**INPUT DATA**
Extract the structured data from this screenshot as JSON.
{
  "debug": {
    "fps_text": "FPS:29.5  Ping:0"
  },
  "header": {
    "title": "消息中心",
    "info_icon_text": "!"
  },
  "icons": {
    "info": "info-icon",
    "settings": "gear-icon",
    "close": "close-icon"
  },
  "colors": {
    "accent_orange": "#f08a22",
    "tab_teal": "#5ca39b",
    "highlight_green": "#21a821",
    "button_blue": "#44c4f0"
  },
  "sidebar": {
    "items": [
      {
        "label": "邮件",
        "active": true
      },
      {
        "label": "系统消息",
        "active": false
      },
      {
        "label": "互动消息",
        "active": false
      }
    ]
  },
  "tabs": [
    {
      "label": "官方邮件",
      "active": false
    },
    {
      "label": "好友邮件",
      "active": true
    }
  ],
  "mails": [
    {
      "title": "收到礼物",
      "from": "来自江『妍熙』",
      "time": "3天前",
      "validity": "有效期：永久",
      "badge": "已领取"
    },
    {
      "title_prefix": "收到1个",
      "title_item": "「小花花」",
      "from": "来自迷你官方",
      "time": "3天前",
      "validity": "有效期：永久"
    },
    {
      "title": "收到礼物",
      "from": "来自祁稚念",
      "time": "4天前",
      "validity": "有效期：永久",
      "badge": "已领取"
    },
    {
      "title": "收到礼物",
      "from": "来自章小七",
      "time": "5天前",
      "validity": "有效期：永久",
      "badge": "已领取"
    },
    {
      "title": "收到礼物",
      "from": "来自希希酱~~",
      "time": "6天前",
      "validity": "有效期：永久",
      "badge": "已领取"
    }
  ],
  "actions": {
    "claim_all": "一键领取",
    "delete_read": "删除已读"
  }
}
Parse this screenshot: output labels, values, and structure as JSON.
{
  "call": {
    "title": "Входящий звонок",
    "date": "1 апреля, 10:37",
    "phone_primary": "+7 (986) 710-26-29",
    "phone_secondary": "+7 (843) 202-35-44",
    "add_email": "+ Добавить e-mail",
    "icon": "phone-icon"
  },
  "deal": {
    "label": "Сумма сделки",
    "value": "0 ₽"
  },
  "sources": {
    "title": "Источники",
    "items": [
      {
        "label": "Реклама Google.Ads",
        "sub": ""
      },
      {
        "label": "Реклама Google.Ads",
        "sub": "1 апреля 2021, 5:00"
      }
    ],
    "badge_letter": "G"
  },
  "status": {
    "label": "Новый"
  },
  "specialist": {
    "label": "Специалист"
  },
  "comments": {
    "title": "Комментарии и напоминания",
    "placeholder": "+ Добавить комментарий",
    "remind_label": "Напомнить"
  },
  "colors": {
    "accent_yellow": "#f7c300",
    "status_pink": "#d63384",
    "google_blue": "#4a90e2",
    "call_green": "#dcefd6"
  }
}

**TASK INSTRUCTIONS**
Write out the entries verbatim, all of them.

**OUTPUT**
Extract the structured data from this screenshot as JSON.
{
  "debug": {
    "fps_text": "FPS:29.5  Ping:0"
  },
  "header": {
    "title": "消息中心",
    "info_icon_text": "!"
  },
  "icons": {
    "info": "info-icon",
    "settings": "gear-icon",
    "close": "close-icon"
  },
  "colors": {
    "accent_orange": "#f08a22",
    "tab_teal": "#5ca39b",
    "highlight_green": "#21a821",
    "button_blue": "#44c4f0"
  },
  "sidebar": {
    "items": [
      {
        "label": "邮件",
        "active": true
      },
      {
        "label": "系统消息",
        "active": false
      },
      {
        "label": "互动消息",
        "active": false
      }
    ]
  },
  "tabs": [
    {
      "label": "官方邮件",
      "active": false
    },
    {
      "label": "好友邮件",
      "active": true
    }
  ],
  "mails": [
    {
      "title": "收到礼物",
      "from": "来自江『妍熙』",
      "time": "3天前",
      "validity": "有效期：永久",
      "badge": "已领取"
    },
    {
      "title_prefix": "收到1个",
      "title_item": "「小花花」",
      "from": "来自迷你官方",
      "time": "3天前",
      "validity": "有效期：永久"
    },
    {
      "title": "收到礼物",
      "from": "来自祁稚念",
      "time": "4天前",
      "validity": "有效期：永久",
      "badge": "已领取"
    },
    {
      "title": "收到礼物",
      "from": "来自章小七",
      "time": "5天前",
      "validity": "有效期：永久",
      "badge": "已领取"
    },
    {
      "title": "收到礼物",
      "from": "来自希希酱~~",
      "time": "6天前",
      "validity": "有效期：永久",
      "badge": "已领取"
    }
  ],
  "actions": {
    "claim_all": "一键领取",
    "delete_read": "删除已读"
  }
}
Parse this screenshot: output labels, values, and structure as JSON.
{
  "call": {
    "title": "Входящий звонок",
    "date": "1 апреля, 10:37",
    "phone_primary": "+7 (986) 710-26-29",
    "phone_secondary": "+7 (843) 202-35-44",
    "add_email": "+ Добавить e-mail",
    "icon": "phone-icon"
  },
  "deal": {
    "label": "Сумма сделки",
    "value": "0 ₽"
  },
  "sources": {
    "title": "Источники",
    "items": [
      {
        "label": "Реклама Google.Ads",
        "sub": ""
      },
      {
        "label": "Реклама Google.Ads",
        "sub": "1 апреля 2021, 5:00"
      }
    ],
    "badge_letter": "G"
  },
  "status": {
    "label": "Новый"
  },
  "specialist": {
    "label": "Специалист"
  },
  "comments": {
    "title": "Комментарии и напоминания",
    "placeholder": "+ Добавить комментарий",
    "remind_label": "Напомнить"
  },
  "colors": {
    "accent_yellow": "#f7c300",
    "status_pink": "#d63384",
    "google_blue": "#4a90e2",
    "call_green": "#dcefd6"
  }
}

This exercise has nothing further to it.